        Good luck getting settled in. Looking forward to what you’ve got planned next. As for fame, I learned from you that it doesn’t take fame to make a good living at this racket nowadays.

        1. It takes some fame. Maybe not as much as you think. The estimable Kevin Kelly tells us we need only 1,000 fans to make a good living. Bookmark this and read it when you start feeling depressed:

          More to the point, it takes the right kind of fame. I want Jim Butcher fame, and not John Scalzi fame. The sort of fame where half the world hates you isn’t a good or useful.

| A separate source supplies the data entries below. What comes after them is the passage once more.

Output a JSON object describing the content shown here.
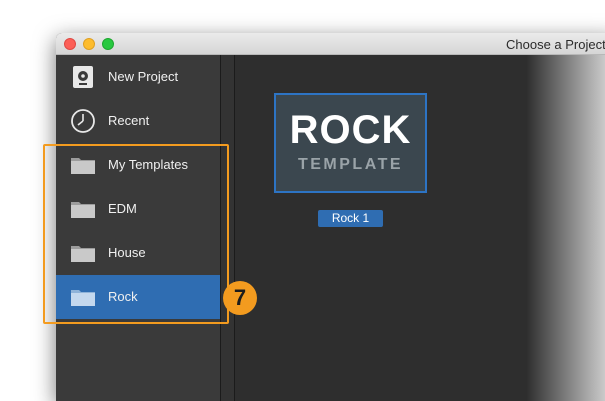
{
  "window": {
    "title": "Choose a Project"
  },
  "sidebar": {
    "items": [
      {
        "label": "New Project",
        "icon": "new-project-icon",
        "selected": false
      },
      {
        "label": "Recent",
        "icon": "clock-icon",
        "selected": false
      },
      {
        "label": "My Templates",
        "icon": "folder-icon",
        "selected": false
      },
      {
        "label": "EDM",
        "icon": "folder-icon",
        "selected": false
      },
      {
        "label": "House",
        "icon": "folder-icon",
        "selected": false
      },
      {
        "label": "Rock",
        "icon": "folder-icon",
        "selected": true
      }
    ]
  },
  "main": {
    "template_card": {
      "title": "ROCK",
      "subtitle": "TEMPLATE",
      "name": "Rock 1"
    }
  },
  "annotation": {
    "badge_number": "7",
    "color": "#f39b1f"
  },
  "colors": {
    "selection": "#2f6db2",
    "sidebar_bg": "#3a3a3a",
    "main_bg": "#2e2e2e"
  }
}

          I think you understand Larry Correia’s 2-word Guide To Making Money as an Author: BE PROLIFIC. It’s hard, but he’s right. Ten novels in print seems to be some sort of sweet spot. Depending on how you define “novel,” I’ve written either two or three so far. (One has not yet been published, and won’t be until we move.) My goal is to be there inside of five years. So whatever else happens, keep writing. You may surprise yourself. It’s the best time in history to be writing SFF. Grab that pony and ride it!

          1. Rich Rostrom says:

            Remember Robert Heinlein’s “Five rules for being a successful writer”?
            Five rules for Success in Writing:

            First: You must write.

            Second: You must finish what you write.

            Third: You must refrain from rewriting except to editorial order.

            Fourth: You must place it on the market.

            Fifth: You must keep it on the market until sold.

            The on-line indie market has obsoleted 4 and 5 in his formulation; the new version would be:

            4. Publish your writing.

            5. Keep publishing your writing.

Leave a Reply

Your email address will not be published. Required fields are marked *